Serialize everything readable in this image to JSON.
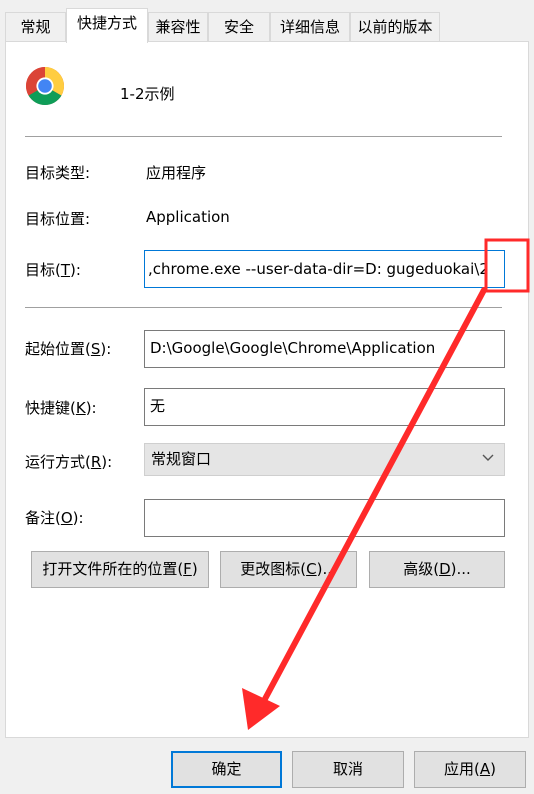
{
  "tabs": [
    {
      "label": "常规"
    },
    {
      "label": "快捷方式"
    },
    {
      "label": "兼容性"
    },
    {
      "label": "安全"
    },
    {
      "label": "详细信息"
    },
    {
      "label": "以前的版本"
    }
  ],
  "shortcut": {
    "name": "1-2示例",
    "icon": "chrome-icon"
  },
  "fields": {
    "type_label": "目标类型:",
    "type_value": "应用程序",
    "location_label": "目标位置:",
    "location_value": "Application",
    "target_label_prefix": "目标(",
    "target_label_key": "T",
    "target_label_suffix": "):",
    "target_value": ",chrome.exe --user-data-dir=D:  gugeduokai\\2",
    "startin_label_prefix": "起始位置(",
    "startin_label_key": "S",
    "startin_label_suffix": "):",
    "startin_value": "D:\\Google\\Google\\Chrome\\Application",
    "hotkey_label_prefix": "快捷键(",
    "hotkey_label_key": "K",
    "hotkey_label_suffix": "):",
    "hotkey_value": "无",
    "run_label_prefix": "运行方式(",
    "run_label_key": "R",
    "run_label_suffix": "):",
    "run_value": "常规窗口",
    "comment_label_prefix": "备注(",
    "comment_label_key": "O",
    "comment_label_suffix": "):",
    "comment_value": ""
  },
  "buttons": {
    "open_location_prefix": "打开文件所在的位置(",
    "open_location_key": "F",
    "open_location_suffix": ")",
    "change_icon_prefix": "更改图标(",
    "change_icon_key": "C",
    "change_icon_suffix": ")...",
    "advanced_prefix": "高级(",
    "advanced_key": "D",
    "advanced_suffix": ")...",
    "ok": "确定",
    "cancel": "取消",
    "apply_prefix": "应用(",
    "apply_key": "A",
    "apply_suffix": ")"
  },
  "colors": {
    "annotation": "#ff2a2a",
    "focus": "#0078d7"
  }
}
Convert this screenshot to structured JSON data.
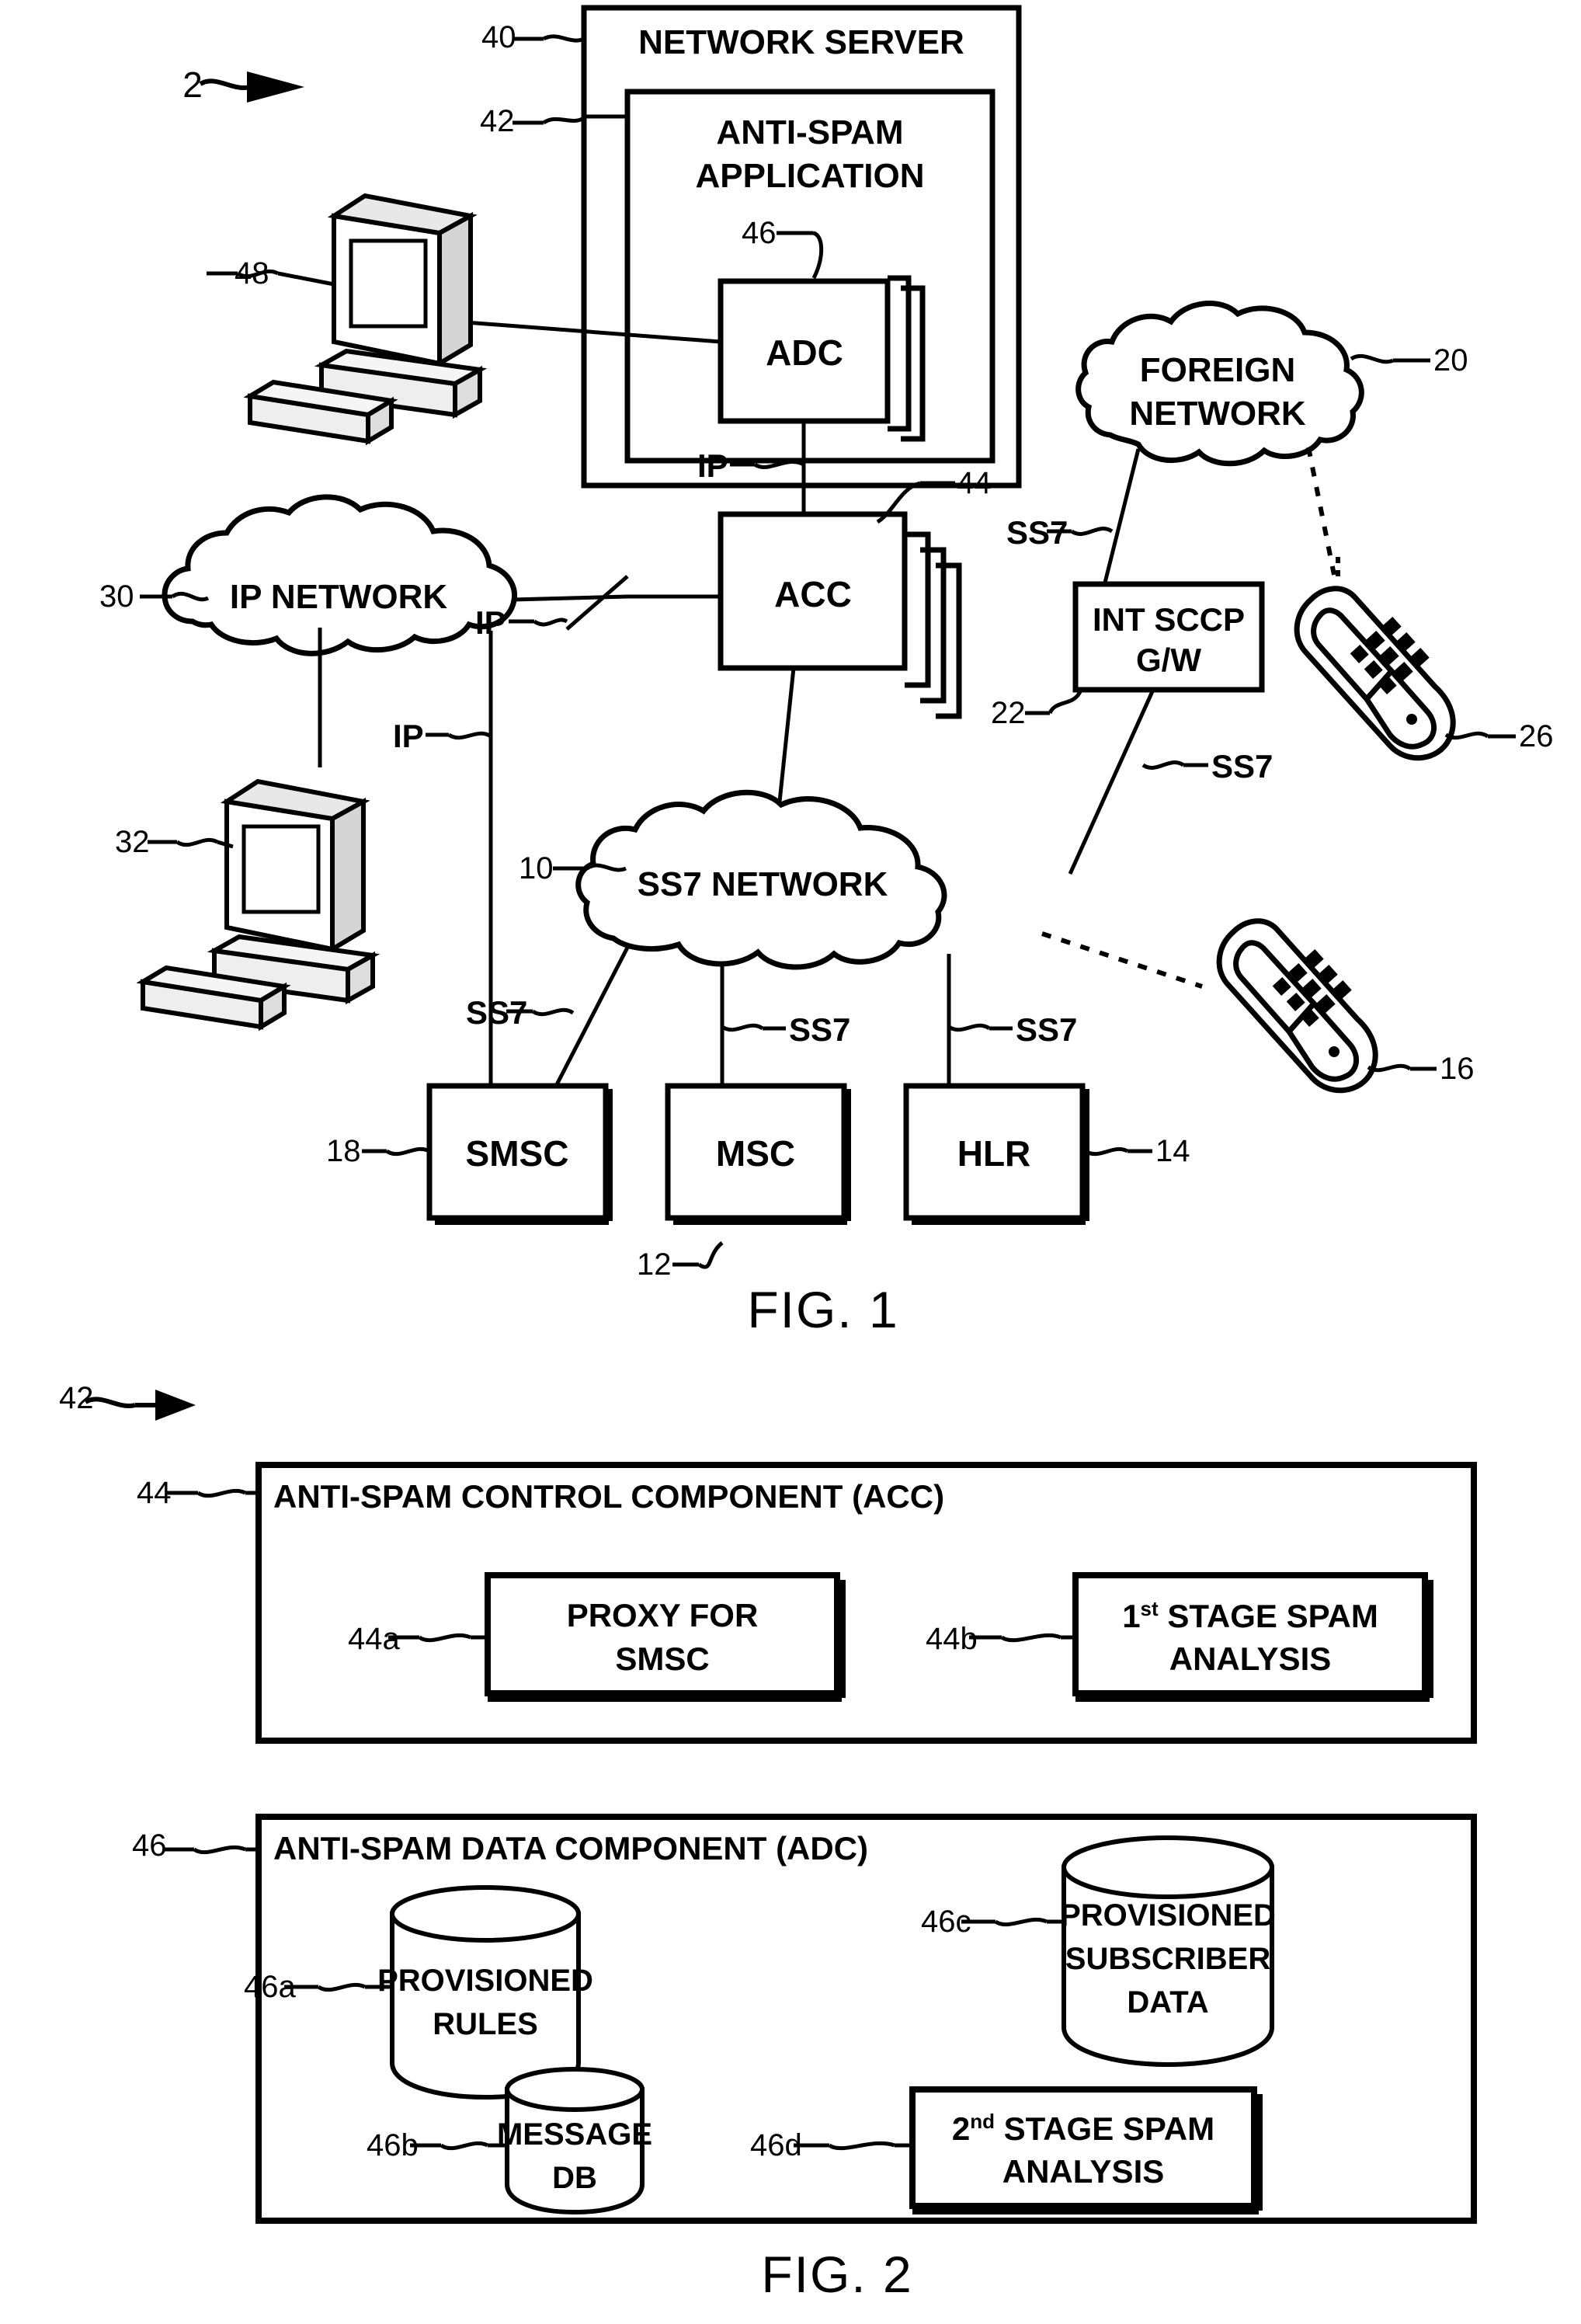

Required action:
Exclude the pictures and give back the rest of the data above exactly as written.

Answer space:
Serialize everything readable in this image to JSON.
{
  "tabs": [
    {
      "label": "常规"
    },
    {
      "label": "快捷方式"
    },
    {
      "label": "兼容性"
    },
    {
      "label": "安全"
    },
    {
      "label": "详细信息"
    },
    {
      "label": "以前的版本"
    }
  ],
  "shortcut": {
    "name": "1-2示例",
    "icon": "chrome-icon"
  },
  "fields": {
    "type_label": "目标类型:",
    "type_value": "应用程序",
    "location_label": "目标位置:",
    "location_value": "Application",
    "target_label_prefix": "目标(",
    "target_label_key": "T",
    "target_label_suffix": "):",
    "target_value": ",chrome.exe --user-data-dir=D:  gugeduokai\\2",
    "startin_label_prefix": "起始位置(",
    "startin_label_key": "S",
    "startin_label_suffix": "):",
    "startin_value": "D:\\Google\\Google\\Chrome\\Application",
    "hotkey_label_prefix": "快捷键(",
    "hotkey_label_key": "K",
    "hotkey_label_suffix": "):",
    "hotkey_value": "无",
    "run_label_prefix": "运行方式(",
    "run_label_key": "R",
    "run_label_suffix": "):",
    "run_value": "常规窗口",
    "comment_label_prefix": "备注(",
    "comment_label_key": "O",
    "comment_label_suffix": "):",
    "comment_value": ""
  },
  "buttons": {
    "open_location_prefix": "打开文件所在的位置(",
    "open_location_key": "F",
    "open_location_suffix": ")",
    "change_icon_prefix": "更改图标(",
    "change_icon_key": "C",
    "change_icon_suffix": ")...",
    "advanced_prefix": "高级(",
    "advanced_key": "D",
    "advanced_suffix": ")...",
    "ok": "确定",
    "cancel": "取消",
    "apply_prefix": "应用(",
    "apply_key": "A",
    "apply_suffix": ")"
  },
  "colors": {
    "annotation": "#ff2a2a",
    "focus": "#0078d7"
  }
}
Convert this screenshot to structured JSON data.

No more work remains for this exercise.